And while I am down there, there are artichokes to harvest, which I bring up from the garden for Mark and I to eat with Mark’s amazing duck egg hollandaise.

And in the morning before the day begins, I go out and pick strawberries for my breakfast granola, and as I sink my teeth into their sweetness, nothing else in the world exists.

So we are working and we are eating and we are contemplating the possibility of acceptance. But Whatelse? Well, our bees are also working hard, now that there is more nectar available. Two weeks ago, here on Vancouver Island, we had a major dearth and our bees required emergency feeding. The combination of the cool temperatures and rain and the lack of forage meant no food for bees. We had to intervene with sugar syrup and chamomile tea blends.
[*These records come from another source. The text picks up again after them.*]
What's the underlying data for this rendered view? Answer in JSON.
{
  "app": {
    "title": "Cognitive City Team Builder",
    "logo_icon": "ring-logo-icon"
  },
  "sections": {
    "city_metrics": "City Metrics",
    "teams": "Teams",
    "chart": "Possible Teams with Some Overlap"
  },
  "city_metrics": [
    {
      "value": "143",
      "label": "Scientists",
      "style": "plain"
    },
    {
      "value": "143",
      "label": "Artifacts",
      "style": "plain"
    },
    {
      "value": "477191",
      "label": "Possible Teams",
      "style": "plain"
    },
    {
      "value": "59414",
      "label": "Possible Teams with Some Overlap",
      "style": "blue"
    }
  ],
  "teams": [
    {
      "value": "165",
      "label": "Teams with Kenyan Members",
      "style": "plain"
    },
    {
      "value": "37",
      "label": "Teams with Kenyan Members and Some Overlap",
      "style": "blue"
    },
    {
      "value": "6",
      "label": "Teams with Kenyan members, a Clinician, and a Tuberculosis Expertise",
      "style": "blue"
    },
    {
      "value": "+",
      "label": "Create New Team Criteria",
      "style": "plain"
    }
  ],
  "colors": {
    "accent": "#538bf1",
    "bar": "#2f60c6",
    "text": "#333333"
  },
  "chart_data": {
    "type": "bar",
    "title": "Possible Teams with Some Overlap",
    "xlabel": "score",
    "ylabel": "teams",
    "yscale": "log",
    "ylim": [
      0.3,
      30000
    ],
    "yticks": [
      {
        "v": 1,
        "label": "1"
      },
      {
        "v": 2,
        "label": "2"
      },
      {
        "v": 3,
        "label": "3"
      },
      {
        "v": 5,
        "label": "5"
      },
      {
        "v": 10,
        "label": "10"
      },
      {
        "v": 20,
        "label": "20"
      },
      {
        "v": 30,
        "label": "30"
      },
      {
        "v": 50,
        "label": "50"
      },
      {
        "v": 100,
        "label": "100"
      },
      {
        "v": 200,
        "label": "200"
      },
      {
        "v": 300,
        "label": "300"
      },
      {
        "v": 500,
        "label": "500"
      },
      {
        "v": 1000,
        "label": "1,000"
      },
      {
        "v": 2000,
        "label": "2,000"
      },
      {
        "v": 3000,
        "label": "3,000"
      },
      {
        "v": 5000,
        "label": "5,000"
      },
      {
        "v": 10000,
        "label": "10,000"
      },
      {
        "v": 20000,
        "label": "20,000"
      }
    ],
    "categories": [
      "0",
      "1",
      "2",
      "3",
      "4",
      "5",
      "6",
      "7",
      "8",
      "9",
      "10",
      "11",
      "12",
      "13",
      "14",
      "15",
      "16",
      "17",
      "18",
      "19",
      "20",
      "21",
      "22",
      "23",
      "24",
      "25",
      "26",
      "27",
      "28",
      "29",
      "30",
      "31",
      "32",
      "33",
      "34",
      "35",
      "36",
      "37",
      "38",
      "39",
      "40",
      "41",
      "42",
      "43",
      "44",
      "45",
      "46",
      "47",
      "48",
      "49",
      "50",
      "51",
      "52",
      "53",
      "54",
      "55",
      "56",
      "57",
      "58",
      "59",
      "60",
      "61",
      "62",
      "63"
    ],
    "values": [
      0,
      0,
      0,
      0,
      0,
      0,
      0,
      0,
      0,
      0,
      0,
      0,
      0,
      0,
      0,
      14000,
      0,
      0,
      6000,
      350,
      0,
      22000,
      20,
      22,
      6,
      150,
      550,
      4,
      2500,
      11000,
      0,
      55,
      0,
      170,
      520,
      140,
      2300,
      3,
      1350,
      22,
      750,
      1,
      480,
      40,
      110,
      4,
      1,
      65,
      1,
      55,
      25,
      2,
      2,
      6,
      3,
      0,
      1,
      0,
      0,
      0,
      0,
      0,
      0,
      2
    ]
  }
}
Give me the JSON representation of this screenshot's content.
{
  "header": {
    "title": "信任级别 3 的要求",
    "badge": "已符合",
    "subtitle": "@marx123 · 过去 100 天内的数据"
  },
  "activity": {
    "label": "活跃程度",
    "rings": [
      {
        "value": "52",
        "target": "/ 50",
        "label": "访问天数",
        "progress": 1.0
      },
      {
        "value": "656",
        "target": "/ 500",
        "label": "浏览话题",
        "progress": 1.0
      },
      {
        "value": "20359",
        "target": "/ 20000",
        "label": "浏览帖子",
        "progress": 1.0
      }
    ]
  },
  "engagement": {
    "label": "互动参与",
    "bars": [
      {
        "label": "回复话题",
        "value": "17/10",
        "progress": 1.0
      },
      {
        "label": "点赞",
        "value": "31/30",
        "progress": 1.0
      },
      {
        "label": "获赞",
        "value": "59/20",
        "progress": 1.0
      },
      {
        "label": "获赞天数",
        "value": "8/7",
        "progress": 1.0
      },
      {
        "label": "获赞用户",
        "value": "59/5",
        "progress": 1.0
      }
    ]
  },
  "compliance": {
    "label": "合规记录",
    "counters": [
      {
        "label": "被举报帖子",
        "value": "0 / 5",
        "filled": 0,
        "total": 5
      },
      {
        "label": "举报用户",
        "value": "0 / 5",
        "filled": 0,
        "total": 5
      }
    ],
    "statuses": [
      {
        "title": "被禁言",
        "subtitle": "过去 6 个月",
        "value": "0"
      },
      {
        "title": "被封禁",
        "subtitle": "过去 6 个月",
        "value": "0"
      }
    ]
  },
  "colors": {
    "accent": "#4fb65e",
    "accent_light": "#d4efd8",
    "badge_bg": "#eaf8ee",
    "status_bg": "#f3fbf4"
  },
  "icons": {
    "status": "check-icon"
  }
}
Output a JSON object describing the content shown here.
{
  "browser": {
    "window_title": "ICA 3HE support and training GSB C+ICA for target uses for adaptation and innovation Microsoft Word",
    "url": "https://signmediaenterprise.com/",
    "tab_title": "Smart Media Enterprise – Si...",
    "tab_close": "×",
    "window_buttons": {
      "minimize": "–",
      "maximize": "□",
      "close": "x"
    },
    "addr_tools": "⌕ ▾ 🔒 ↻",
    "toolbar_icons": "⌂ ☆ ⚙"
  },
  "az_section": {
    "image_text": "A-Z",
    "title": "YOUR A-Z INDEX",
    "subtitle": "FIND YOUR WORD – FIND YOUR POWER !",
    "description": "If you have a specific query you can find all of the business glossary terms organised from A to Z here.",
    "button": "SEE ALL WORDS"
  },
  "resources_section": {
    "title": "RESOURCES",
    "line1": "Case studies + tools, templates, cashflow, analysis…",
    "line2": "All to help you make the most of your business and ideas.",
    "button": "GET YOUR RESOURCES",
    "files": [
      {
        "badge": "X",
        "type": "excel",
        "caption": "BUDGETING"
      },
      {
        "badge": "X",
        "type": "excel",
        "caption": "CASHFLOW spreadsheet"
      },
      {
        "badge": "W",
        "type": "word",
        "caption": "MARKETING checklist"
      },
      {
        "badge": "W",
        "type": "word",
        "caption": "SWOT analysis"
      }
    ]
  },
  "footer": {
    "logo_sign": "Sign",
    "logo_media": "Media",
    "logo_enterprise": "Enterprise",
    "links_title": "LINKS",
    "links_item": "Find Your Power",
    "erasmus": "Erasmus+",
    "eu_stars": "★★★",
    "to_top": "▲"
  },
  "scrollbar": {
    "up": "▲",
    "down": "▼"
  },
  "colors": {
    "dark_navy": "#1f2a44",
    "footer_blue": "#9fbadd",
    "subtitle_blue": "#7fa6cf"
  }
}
We are happy to report that we caught it just in time and all of our beloved bees survived.  Now that the clover is out and the black-berries have begun to bloom, all should be well.  Not to mention some of the flowers we planted specifically for our bees are now in bloom, and our bees are taking up their nectar with the greatest of appreciation. Below is an image of a bee on Phacilia, a flower that bees absolutely love and that we planted in abundance on the property.  Next year we hope to have 1/2 an acre of just bee forage.

Yes, we really do love these winged friends.

And speaking of Honey Grove residents, there are some new ones…11 in fact.  They are growing by the day, learning to perch and taking lots of cozy naps.

They are the cheeriest bunch, there is absolutely no chance of being depressed in their company. You have never met a happier crowd and I look forward to my visits with them throughout the day. Yes, between the garden and the bees and the chicks and the guests, we are non-stop over here. Mark is balancing farm life with bakery shifts, and when he is not hard at work on his own brick oven, he is hard at work baking in another brick oven at our local bakery.

( Mark at the bakery in town)

When we are not in the garden, or making bread, or airing linens, or picking peas, or planting seeds, or watering the orchard, or shoveling compost, we are simply leaning into accepting the fact that we might not get it all done. Of course, whenever we are taking life too seriously we can always count on Gus to put us straight.  His secret of the universe is, after all, not to worry.  So carry on we do, and worry we don’t, and acceptance we are endeavoring to try.

Summery Blessings from Honey Grove.  May this find you in the midst of doing something you love~

Thanks for Being Out There~

Nao, Mark, Gus and all at Honey Grove.